In their third term on campus, students produce an article of professional standard with potential for publication based on the readings and theoretical explorations undertaken in the fall and winter terms. They work in close collaboration with their tutor, the Graduate Advisor, and the instructor of COLT 103.

Depending on the topic and the choice of target journal for the publication of the paper, its length will vary between 20-30 pages. Its format should correspond to the guidelines in the MLA Handbook. While the research and conceptualization should have been done in prior terms, COLT 103 "Workshop in Critical Writing" assists the students throughout the writing process.

In the workshop, students learn to produce outlines, critical introductions, abstracts, and critical evaluations of the manuscripts of others. In conjunction with COLT 103, students prepare a paper of publishable quality representing methodological training in comparative literary study.

Required Projects

Teaching and Research Development

Students are expected to work for at least two terms as a teaching or research assistant.
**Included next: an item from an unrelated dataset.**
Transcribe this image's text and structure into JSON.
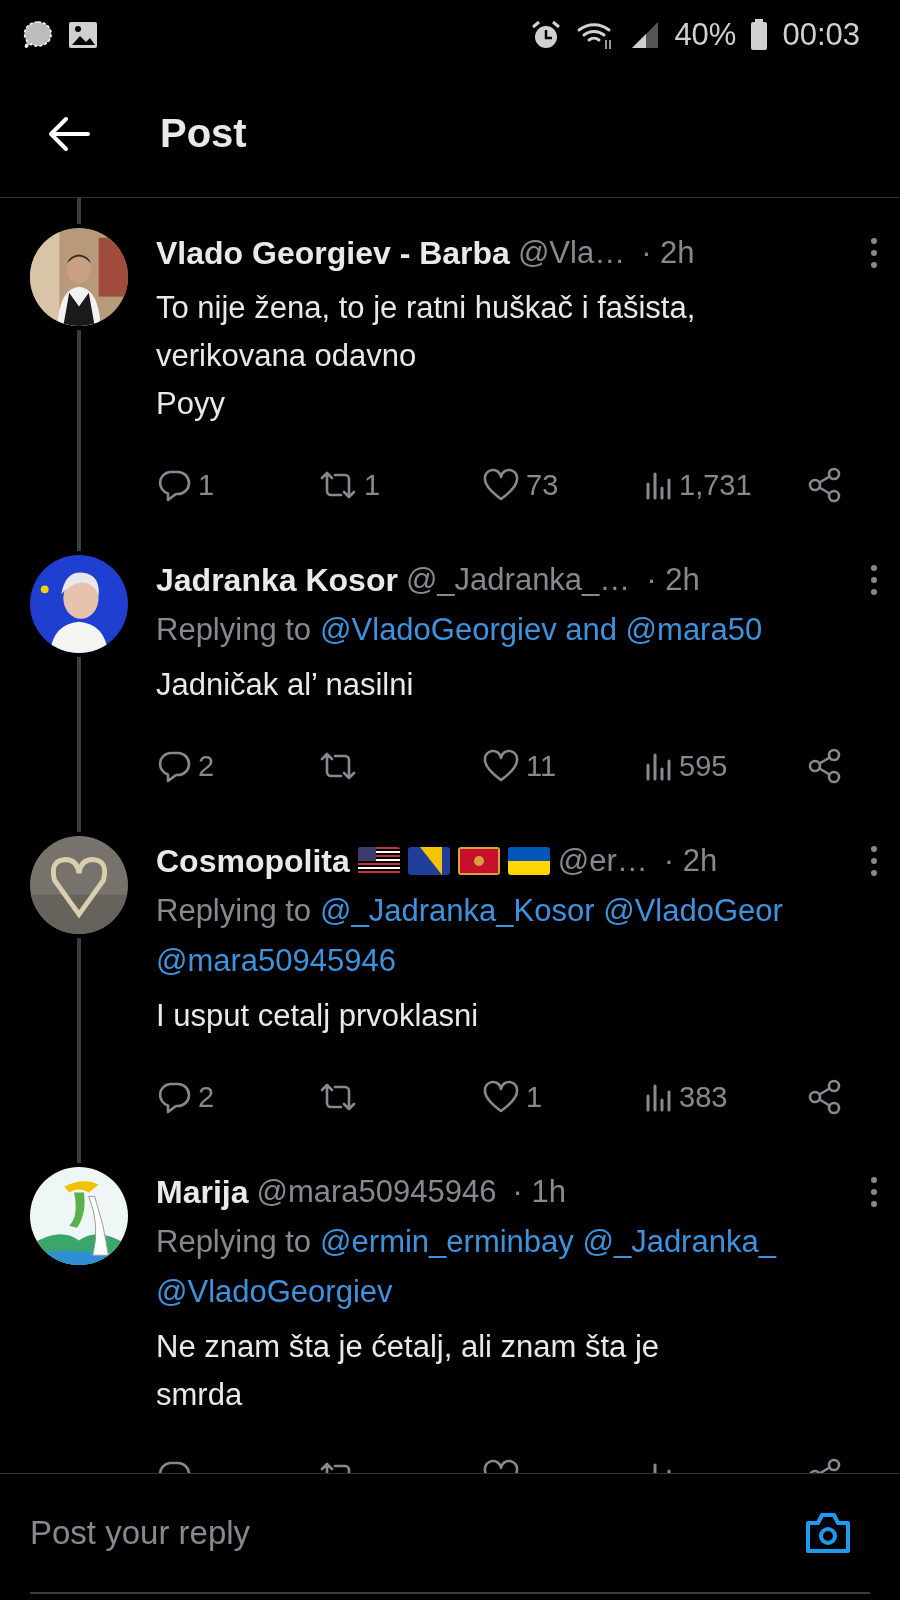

Options include serving as: an “apprentice teacher” in a foreign language course (applicants attend training workshops and audition to be hired in the relevant department), a teaching assistant in a literature course, a research assistant working with an individual professor, and/or an intern in a relevant campus office (e.g. Institute for Writing and Rhetoric, Rauner Special Collections Library). All appointments depend on the availability of matches appropriate to students’ interests and prior experience.